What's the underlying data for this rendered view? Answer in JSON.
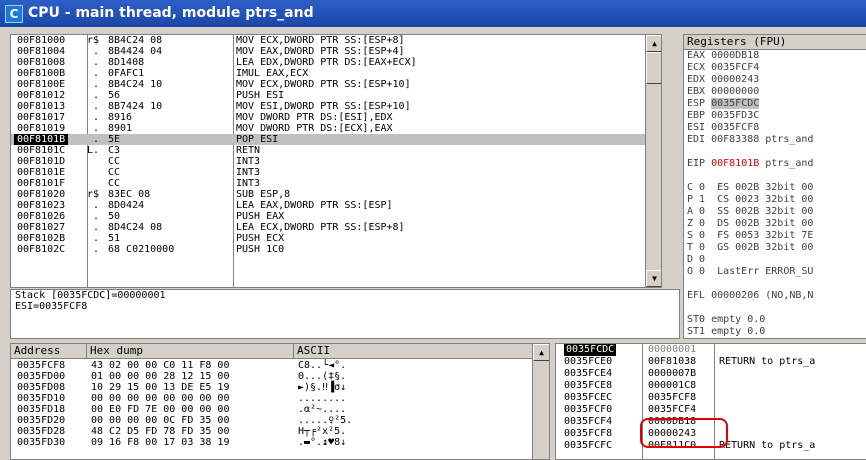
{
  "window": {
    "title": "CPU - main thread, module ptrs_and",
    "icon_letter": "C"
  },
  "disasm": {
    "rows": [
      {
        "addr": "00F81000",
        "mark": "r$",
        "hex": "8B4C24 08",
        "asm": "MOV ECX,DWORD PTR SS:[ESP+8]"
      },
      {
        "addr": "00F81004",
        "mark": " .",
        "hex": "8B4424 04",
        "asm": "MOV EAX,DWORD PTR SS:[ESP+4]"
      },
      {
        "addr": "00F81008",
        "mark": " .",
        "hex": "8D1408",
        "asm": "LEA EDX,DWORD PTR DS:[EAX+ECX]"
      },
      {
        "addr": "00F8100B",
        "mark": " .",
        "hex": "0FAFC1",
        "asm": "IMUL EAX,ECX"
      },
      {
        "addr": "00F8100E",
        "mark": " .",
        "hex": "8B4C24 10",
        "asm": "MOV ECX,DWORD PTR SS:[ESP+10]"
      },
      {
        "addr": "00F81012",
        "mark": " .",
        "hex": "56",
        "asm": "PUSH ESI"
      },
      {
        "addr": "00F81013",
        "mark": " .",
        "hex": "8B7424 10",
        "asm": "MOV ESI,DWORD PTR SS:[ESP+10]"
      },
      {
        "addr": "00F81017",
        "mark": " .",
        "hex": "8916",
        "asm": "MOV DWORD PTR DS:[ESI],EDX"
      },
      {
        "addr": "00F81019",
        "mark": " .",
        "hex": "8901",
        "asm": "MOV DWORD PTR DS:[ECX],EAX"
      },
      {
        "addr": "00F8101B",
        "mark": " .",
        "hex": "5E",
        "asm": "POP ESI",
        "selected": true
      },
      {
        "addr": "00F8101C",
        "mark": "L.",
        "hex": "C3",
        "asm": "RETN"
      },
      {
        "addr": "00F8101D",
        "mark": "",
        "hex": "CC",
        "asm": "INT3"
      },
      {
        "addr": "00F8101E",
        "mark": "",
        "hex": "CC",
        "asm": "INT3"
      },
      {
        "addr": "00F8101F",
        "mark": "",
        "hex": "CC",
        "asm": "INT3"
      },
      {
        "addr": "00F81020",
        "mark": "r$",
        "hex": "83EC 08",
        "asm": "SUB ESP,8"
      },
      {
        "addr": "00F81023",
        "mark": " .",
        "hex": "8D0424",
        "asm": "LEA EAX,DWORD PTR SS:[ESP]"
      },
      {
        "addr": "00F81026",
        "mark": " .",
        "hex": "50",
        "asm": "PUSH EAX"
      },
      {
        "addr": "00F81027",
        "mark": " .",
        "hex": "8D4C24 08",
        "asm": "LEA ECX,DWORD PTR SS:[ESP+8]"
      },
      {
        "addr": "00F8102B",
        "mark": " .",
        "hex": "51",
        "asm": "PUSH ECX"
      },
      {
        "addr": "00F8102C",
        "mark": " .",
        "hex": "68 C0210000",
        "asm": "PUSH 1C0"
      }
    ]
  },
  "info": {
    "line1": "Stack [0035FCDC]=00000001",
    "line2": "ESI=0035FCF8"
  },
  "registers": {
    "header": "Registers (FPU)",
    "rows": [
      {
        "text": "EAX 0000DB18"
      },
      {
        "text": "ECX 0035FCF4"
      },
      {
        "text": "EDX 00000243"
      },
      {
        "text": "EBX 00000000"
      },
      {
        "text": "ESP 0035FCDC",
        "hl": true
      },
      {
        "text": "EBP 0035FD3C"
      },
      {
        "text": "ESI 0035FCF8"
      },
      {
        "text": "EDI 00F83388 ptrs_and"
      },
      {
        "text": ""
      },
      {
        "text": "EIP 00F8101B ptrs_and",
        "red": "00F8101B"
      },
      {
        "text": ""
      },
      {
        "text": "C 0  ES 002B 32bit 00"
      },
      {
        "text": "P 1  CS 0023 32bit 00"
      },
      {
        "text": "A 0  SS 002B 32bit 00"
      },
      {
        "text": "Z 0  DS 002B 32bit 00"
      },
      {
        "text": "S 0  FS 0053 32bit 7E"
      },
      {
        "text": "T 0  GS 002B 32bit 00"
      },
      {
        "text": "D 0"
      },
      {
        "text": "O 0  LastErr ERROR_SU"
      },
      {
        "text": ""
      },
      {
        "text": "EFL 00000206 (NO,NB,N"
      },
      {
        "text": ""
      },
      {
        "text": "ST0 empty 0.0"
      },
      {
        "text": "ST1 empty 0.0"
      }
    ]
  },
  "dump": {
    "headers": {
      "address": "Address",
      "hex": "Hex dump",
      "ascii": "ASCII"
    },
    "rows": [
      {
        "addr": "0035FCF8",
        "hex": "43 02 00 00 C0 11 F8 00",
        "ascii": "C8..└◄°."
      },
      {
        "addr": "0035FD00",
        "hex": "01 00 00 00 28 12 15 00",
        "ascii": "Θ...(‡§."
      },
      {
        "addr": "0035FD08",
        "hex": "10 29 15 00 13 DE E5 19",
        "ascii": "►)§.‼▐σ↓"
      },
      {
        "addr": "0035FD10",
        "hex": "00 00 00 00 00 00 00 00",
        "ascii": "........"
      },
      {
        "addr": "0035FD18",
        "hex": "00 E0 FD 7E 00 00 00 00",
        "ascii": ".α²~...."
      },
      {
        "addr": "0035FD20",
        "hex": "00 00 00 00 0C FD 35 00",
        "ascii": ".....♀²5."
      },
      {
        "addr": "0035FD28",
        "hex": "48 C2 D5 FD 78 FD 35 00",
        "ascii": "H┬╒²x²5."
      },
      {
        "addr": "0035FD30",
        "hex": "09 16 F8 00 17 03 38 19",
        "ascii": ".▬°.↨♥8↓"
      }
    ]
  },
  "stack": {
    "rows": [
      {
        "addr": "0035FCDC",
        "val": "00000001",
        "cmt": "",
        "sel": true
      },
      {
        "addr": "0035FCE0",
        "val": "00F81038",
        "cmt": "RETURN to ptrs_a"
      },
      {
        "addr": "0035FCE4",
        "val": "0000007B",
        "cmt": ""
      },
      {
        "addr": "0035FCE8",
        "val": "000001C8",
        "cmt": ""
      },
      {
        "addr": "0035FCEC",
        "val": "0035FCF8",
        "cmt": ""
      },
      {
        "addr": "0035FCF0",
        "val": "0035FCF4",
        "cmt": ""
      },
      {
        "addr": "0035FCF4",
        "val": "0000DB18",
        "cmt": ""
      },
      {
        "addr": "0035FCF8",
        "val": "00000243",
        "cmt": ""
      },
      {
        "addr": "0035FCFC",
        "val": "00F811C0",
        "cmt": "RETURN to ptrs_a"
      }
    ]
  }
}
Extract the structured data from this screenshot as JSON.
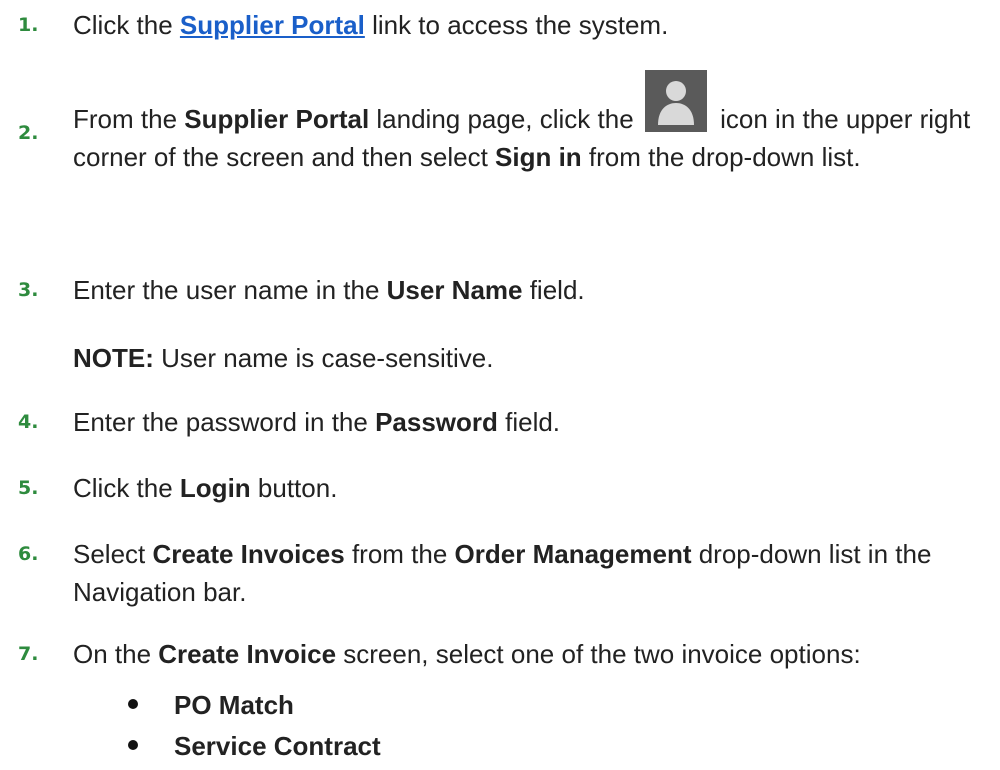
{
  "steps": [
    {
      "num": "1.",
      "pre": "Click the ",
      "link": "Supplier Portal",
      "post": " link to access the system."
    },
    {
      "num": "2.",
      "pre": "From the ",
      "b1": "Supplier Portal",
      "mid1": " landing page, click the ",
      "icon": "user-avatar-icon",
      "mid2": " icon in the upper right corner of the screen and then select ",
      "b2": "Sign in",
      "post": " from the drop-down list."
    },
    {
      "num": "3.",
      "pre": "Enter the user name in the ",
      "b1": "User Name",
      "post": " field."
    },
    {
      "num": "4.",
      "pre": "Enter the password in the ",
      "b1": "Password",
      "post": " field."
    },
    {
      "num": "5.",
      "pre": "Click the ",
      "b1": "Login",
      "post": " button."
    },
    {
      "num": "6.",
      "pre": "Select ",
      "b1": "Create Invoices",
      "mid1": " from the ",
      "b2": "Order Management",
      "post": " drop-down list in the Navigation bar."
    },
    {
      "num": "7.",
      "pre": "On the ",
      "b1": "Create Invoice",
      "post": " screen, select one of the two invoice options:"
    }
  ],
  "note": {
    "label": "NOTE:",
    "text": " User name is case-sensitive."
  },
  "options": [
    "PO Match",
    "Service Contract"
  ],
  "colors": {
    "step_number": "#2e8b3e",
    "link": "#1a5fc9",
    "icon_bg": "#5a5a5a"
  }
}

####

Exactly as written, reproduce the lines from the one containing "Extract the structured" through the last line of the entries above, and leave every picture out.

Extract the structured data from this screenshot as JSON.
{
  "steps": [
    {
      "num": "1.",
      "pre": "Click the ",
      "link": "Supplier Portal",
      "post": " link to access the system."
    },
    {
      "num": "2.",
      "pre": "From the ",
      "b1": "Supplier Portal",
      "mid1": " landing page, click the ",
      "icon": "user-avatar-icon",
      "mid2": " icon in the upper right corner of the screen and then select ",
      "b2": "Sign in",
      "post": " from the drop-down list."
    },
    {
      "num": "3.",
      "pre": "Enter the user name in the ",
      "b1": "User Name",
      "post": " field."
    },
    {
      "num": "4.",
      "pre": "Enter the password in the ",
      "b1": "Password",
      "post": " field."
    },
    {
      "num": "5.",
      "pre": "Click the ",
      "b1": "Login",
      "post": " button."
    },
    {
      "num": "6.",
      "pre": "Select ",
      "b1": "Create Invoices",
      "mid1": " from the ",
      "b2": "Order Management",
      "post": " drop-down list in the Navigation bar."
    },
    {
      "num": "7.",
      "pre": "On the ",
      "b1": "Create Invoice",
      "post": " screen, select one of the two invoice options:"
    }
  ],
  "note": {
    "label": "NOTE:",
    "text": " User name is case-sensitive."
  },
  "options": [
    "PO Match",
    "Service Contract"
  ],
  "colors": {
    "step_number": "#2e8b3e",
    "link": "#1a5fc9",
    "icon_bg": "#5a5a5a"
  }
}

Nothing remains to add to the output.